Someone with the necessary resources could just run thousands of relay nodes (including exit nodes). If they were an organization like the NSA, they could also make the major hosting companies running nodes turn over the private keys, or install backdoors, without the "owner" of the node noticing.
I know tor employs entry guards as a protection - a client chooses a set of entry guards at random, and only ever connects to those as entry nodes. If the entry guards are uncompromised, the user is safe. This gives the user at least the chance of not being profiled; without entry guards the user would eventually be caught.
However, what if the adversary is not interested in busting all users that access a certain site, or targeting a specific user. if they just want to identify some random portion of users that access that site, couldn't they do this by running a few thousand nodes and waiting?
I can imagine they could even target specific users, and force them to use only compromised nodes. Compromise one guard node of the user (wiretap his line, observe what server he connects to and send them a court order or some thugs, or just be lucky and control the right nodes by chance). Then run thousands of modified clients. Once the targeted user goes online, flood the network momentarily. In cooperation with your compromised nodes, keep the compromised paths free, so that the client will eventually build a circuit only on your nodes. Voila, you can eavesdrop on the user.
Are there any protections against this in Tor? Can you give an estimation on how many nodes the attacker would have to run? Are there any non-technical countermeasures, e.g. would someone intervene if 3000 new suspicious nodes would pop up on AWS?
(Note this is different from other questions on this site.

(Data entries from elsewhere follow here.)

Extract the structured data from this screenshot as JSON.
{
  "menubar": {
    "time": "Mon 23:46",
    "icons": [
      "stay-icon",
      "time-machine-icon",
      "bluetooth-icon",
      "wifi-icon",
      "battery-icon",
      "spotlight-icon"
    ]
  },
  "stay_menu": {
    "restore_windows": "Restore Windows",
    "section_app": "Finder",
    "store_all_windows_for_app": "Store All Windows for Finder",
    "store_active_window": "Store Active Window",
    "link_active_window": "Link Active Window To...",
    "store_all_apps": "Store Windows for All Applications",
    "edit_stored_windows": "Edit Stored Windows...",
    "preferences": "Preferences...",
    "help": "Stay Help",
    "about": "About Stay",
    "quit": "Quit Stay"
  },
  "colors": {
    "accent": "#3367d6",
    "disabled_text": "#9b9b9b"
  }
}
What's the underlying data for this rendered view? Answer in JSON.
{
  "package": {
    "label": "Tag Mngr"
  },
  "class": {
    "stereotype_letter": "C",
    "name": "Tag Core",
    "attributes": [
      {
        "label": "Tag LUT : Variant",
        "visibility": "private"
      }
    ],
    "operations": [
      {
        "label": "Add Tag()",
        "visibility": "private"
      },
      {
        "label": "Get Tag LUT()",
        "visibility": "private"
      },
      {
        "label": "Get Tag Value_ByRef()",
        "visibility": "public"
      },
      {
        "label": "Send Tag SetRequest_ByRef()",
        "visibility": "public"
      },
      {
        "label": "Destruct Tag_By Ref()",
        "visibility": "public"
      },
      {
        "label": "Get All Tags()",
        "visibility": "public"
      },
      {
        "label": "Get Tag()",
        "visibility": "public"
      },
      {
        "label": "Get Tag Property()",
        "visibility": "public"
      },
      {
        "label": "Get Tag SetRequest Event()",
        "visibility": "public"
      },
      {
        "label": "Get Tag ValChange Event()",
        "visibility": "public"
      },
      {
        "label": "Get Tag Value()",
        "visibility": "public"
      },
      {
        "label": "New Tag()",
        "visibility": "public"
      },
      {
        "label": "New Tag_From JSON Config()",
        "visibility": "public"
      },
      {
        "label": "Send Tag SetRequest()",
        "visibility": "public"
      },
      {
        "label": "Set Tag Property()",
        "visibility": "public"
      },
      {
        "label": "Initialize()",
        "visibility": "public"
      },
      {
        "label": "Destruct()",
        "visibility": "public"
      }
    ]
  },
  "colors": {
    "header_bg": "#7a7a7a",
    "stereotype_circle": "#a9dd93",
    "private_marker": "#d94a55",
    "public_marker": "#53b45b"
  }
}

For example my previous question asks about the case where the attacker can completely control your line; he fakes the whole network. Tor guards against this by using a list of known good nodes, and using signatures.)